This much is true.
It had all gone bad while we slept. Some real ugly characters had decided to move in the squat. Kids messing with forces they did not understand. The place had become a magnet for bad ideas. Some damned fool had brought a copy of The Necronomicon into the house. He had read aloud from it one night. Things went rapidly downhill from there. The air was full of dangling question marks. We weren't going to wait around for the answers. It was a good time to be somewhere else. We would go south. On the trains. We waited for the evening, when the oppressive heat had lifted slightly. Then we started for the tracks. It was Jack Rabbit, Paradox, and I. We told no one of our flight.
So, on we went from bad to worse, with no knowledge of what monstrosities lay ahead. We cleared our minds as we walked.
Finally, we came to the tracks. We walked along them carefully. We were too close to make mistakes now.
Soon, we heard a train. Far down the tracks, we could see it’s light. The tracks shook as it approached. We ducked down behind a metal wall about ten feet from the tracks, to hide from the train operator as it passed us. After the front car got far enough down the tracks we started to run along the side of the train looking for a good car to hop on. We ran about a hundred yards or so, when the train began to slow to a stop. We kept running, looking for a car.
Then, the train started to back up. Something was wrong. The train was backing up. We made a mad dash to hide behind that wall again. We didn't want the train crew to see us. We hid silently as the train kept backing up. The ground shook.
The train stopped. We heard the sound of doors opening. Something was coming out of the train. We heard slushing and gurgling noises. We waited for death, or worse.
It was Paradox who first stood up to look. The train was gone. It had completely vanished. Rabbit and I were still sitting behind the metal wall looking up at Paradox when a bolt of lightning stretched across the air about an arms length over Paradox’s head. Sheet lightning was striking all around the tracks, all around us. Paradox shrieked in terror. Then came the rain. Hard rain.

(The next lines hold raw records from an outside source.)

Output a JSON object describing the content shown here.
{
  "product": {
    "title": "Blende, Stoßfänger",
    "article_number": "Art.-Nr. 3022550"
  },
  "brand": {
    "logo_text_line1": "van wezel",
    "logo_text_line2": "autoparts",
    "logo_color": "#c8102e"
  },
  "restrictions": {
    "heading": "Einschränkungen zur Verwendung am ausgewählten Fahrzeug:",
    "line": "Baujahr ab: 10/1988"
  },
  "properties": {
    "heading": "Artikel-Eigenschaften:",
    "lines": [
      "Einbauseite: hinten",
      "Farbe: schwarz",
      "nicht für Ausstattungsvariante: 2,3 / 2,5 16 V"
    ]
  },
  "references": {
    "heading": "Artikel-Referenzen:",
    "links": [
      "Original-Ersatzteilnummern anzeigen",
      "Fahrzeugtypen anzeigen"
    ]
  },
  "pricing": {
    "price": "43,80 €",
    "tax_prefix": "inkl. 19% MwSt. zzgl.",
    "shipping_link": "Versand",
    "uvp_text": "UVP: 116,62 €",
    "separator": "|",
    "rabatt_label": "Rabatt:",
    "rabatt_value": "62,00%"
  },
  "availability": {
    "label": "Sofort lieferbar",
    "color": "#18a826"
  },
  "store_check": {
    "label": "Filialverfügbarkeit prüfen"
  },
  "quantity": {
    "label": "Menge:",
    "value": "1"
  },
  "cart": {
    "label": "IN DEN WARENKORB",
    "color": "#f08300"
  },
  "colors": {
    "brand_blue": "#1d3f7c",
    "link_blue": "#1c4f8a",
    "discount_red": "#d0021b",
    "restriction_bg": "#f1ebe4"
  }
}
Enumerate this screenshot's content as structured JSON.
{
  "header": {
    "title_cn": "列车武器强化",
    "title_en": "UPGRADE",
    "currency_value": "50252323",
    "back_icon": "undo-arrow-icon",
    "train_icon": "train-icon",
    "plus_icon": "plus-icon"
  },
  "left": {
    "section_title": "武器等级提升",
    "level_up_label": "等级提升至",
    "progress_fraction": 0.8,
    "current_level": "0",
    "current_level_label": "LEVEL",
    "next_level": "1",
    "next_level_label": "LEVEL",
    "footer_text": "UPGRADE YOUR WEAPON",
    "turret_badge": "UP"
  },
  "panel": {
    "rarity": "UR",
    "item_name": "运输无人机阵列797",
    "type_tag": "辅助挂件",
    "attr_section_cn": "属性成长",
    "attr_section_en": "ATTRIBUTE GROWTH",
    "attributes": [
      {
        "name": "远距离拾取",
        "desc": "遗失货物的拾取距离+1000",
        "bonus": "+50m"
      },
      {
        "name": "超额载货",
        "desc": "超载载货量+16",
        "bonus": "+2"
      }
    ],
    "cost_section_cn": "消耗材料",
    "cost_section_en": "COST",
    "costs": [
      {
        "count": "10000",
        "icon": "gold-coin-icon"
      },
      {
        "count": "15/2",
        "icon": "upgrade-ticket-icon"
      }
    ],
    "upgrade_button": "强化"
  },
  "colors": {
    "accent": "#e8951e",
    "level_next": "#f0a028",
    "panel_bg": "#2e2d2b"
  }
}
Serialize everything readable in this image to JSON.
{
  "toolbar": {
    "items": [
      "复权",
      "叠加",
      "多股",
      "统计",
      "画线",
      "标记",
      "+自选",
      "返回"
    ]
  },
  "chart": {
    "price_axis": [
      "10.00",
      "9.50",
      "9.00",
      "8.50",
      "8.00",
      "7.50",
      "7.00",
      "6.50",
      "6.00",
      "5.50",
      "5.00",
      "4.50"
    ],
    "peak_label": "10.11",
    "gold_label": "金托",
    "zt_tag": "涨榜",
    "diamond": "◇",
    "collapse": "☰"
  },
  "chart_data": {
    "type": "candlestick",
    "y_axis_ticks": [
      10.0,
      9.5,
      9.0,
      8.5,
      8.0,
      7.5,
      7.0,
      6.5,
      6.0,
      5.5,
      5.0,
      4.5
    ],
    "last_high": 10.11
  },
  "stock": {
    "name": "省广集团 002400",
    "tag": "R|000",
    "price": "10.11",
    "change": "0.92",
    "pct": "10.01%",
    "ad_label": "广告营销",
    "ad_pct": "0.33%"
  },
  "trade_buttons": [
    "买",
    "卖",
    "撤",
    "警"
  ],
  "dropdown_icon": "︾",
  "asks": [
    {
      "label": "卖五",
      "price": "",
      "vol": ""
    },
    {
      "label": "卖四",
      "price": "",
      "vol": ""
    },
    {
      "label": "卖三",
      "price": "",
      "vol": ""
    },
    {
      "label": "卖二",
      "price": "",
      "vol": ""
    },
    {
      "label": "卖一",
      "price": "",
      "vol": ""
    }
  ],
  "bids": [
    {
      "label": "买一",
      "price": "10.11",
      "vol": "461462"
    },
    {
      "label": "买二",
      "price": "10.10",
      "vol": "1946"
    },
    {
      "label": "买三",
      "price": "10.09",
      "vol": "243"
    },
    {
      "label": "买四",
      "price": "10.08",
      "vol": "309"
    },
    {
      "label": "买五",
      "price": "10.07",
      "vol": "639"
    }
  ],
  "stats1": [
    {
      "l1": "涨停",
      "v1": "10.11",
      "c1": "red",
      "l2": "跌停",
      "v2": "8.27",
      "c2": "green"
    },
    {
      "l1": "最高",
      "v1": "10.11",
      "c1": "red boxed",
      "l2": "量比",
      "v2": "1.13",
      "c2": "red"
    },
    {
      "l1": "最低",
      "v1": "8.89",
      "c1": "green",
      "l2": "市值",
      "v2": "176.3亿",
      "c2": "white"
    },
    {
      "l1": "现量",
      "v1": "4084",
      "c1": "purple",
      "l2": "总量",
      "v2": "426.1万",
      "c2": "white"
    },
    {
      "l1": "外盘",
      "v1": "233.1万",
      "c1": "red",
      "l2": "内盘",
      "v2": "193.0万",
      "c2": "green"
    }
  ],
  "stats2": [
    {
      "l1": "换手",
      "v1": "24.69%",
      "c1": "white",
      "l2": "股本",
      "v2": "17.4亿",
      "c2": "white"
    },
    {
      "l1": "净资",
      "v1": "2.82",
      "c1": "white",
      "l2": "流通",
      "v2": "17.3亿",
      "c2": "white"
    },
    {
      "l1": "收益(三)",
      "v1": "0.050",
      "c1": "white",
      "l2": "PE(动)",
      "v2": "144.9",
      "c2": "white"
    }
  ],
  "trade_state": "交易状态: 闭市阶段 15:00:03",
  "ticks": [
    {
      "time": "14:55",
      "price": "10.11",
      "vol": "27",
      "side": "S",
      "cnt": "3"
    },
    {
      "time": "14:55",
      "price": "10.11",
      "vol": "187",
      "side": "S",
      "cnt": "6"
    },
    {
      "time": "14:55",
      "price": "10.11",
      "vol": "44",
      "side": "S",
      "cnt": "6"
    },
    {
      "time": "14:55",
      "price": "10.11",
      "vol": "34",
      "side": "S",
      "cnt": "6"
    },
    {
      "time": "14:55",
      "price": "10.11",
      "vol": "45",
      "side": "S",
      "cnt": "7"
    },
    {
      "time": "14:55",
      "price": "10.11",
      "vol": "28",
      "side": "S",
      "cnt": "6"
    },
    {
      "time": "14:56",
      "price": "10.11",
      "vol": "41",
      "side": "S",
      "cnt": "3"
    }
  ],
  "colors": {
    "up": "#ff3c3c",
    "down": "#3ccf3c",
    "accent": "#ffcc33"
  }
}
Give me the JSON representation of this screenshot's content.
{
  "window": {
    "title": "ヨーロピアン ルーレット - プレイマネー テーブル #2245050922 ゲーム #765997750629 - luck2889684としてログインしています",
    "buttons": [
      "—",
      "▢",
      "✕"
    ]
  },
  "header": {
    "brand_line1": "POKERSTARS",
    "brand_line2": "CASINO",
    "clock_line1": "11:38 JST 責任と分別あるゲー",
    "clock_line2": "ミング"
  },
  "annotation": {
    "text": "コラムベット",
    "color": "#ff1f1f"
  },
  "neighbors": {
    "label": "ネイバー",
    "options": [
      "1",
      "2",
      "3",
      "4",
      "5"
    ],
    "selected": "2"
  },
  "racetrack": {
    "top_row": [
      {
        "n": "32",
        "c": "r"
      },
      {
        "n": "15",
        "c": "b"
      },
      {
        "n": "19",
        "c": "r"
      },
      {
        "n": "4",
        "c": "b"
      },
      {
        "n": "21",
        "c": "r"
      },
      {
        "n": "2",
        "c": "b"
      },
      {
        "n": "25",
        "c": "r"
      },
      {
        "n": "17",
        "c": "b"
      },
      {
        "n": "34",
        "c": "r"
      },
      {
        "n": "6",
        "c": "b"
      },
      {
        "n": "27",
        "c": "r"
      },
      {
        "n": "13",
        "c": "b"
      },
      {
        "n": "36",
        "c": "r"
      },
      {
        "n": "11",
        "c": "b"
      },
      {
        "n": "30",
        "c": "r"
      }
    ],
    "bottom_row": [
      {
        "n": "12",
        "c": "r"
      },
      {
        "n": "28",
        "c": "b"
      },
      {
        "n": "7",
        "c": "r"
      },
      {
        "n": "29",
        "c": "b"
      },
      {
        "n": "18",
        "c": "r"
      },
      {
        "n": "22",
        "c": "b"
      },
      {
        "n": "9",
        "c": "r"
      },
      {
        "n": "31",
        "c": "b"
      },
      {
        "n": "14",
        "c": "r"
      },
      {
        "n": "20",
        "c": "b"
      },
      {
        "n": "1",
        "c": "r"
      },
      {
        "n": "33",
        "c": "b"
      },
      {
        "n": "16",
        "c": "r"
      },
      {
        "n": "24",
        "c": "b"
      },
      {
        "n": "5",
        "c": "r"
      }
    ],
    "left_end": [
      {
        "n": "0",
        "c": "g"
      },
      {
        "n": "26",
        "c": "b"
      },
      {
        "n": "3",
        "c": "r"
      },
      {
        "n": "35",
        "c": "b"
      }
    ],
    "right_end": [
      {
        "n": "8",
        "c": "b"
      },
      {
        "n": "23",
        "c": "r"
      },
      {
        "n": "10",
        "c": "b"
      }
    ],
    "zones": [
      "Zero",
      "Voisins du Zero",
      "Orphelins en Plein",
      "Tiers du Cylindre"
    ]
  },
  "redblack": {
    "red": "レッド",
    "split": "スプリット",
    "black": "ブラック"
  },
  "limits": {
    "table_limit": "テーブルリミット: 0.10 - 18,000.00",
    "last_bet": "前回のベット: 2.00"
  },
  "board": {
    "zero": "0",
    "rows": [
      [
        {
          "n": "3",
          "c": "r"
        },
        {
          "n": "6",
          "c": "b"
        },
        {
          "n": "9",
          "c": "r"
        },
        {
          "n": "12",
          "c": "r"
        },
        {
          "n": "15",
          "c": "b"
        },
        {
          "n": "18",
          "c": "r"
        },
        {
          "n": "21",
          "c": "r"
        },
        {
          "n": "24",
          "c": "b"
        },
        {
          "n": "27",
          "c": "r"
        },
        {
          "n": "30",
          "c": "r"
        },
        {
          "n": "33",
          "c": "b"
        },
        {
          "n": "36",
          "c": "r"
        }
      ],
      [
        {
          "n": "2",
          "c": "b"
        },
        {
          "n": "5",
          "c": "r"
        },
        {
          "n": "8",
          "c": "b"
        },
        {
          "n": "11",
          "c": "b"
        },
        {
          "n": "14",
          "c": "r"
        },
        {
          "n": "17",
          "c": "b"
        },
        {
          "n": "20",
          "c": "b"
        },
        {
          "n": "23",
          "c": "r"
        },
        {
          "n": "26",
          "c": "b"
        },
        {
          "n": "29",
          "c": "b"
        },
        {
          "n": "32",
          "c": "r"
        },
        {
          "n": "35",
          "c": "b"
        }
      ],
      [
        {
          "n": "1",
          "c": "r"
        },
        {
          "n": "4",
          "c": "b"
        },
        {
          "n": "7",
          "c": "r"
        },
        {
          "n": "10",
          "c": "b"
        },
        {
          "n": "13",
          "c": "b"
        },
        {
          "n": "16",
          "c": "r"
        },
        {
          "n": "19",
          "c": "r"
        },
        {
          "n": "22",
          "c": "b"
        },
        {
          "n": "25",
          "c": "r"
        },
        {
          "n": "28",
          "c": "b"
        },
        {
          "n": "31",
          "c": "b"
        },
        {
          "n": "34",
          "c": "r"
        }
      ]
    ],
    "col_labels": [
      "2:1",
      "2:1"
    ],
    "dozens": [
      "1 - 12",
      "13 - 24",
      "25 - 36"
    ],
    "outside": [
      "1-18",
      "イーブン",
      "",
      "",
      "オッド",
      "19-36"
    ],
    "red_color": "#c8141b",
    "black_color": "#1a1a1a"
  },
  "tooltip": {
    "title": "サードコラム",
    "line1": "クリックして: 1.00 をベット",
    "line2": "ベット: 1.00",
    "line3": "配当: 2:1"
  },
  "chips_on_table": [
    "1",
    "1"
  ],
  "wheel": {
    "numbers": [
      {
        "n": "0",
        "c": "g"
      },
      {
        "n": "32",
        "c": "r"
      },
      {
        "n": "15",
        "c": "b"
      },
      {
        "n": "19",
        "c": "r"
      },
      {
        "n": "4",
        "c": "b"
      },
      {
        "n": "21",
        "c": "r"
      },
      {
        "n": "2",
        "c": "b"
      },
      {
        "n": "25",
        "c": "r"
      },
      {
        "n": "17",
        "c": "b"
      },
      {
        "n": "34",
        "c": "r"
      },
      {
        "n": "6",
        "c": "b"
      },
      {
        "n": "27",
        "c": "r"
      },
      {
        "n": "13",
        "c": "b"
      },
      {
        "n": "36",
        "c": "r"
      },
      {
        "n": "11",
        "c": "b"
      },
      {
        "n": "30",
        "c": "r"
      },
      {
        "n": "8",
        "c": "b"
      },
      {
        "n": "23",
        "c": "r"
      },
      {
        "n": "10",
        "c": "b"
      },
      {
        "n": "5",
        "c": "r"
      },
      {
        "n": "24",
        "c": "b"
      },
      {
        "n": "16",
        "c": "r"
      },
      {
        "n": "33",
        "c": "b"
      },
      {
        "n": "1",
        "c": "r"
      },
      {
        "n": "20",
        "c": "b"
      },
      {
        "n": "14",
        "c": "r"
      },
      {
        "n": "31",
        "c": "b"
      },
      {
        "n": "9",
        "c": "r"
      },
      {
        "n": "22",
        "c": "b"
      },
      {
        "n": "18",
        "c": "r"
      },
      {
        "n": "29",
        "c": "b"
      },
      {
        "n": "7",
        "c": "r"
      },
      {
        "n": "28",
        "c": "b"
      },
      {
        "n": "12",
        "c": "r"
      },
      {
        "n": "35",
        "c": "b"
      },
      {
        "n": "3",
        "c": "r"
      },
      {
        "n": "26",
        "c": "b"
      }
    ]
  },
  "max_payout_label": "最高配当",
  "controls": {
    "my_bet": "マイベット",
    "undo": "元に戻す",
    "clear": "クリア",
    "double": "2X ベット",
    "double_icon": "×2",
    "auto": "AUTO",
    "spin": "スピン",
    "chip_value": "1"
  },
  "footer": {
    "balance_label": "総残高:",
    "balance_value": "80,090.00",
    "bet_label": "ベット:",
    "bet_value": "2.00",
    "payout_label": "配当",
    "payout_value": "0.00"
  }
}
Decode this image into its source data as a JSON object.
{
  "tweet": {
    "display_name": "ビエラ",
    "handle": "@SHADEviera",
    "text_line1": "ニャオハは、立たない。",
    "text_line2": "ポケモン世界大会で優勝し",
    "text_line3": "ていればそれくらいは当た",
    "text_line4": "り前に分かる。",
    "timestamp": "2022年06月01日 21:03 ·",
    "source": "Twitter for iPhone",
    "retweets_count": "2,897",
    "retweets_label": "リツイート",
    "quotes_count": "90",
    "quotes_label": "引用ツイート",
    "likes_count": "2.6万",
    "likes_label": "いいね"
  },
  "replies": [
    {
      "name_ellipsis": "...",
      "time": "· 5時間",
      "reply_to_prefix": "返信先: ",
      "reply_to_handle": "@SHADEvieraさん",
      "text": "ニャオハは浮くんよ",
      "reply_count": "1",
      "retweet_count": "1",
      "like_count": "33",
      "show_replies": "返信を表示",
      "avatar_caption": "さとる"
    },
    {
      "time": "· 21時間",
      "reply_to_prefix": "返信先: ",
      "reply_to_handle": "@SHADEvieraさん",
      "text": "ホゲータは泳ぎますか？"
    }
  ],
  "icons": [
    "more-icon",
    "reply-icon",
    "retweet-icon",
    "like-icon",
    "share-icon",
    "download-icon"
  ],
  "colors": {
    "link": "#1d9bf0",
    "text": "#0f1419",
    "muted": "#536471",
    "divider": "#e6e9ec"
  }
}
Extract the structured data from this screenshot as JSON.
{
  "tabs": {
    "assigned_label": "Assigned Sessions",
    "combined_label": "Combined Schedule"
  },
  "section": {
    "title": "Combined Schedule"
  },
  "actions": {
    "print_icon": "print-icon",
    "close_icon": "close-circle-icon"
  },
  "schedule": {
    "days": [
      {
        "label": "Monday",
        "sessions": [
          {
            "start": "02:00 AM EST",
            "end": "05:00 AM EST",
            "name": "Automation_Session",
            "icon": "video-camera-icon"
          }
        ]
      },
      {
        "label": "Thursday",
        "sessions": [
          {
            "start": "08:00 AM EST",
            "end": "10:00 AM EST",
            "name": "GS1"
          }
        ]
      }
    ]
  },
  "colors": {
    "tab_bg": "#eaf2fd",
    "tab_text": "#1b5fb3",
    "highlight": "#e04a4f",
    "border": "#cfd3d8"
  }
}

We ran. We ran for miles. The rain was shredding our clothes. Every drop of rain felt like a rock being thrown with great force. We were bleeding from the rain. Lightning continued to follow us, close at our heels. We couldn’t hear our own screams. We finally made it to an old squat on 34th & Spring Garden St. We hurried inside, found some candles, lit them and shook like fever victims. There we huddled together, wrapped our wounds in our shredded clothing. We had large bruises from the force of the rain. Paradox’s hair was burnt from lightning. We spoke little.
Restating the Obvious, Briefly
2 weeks ago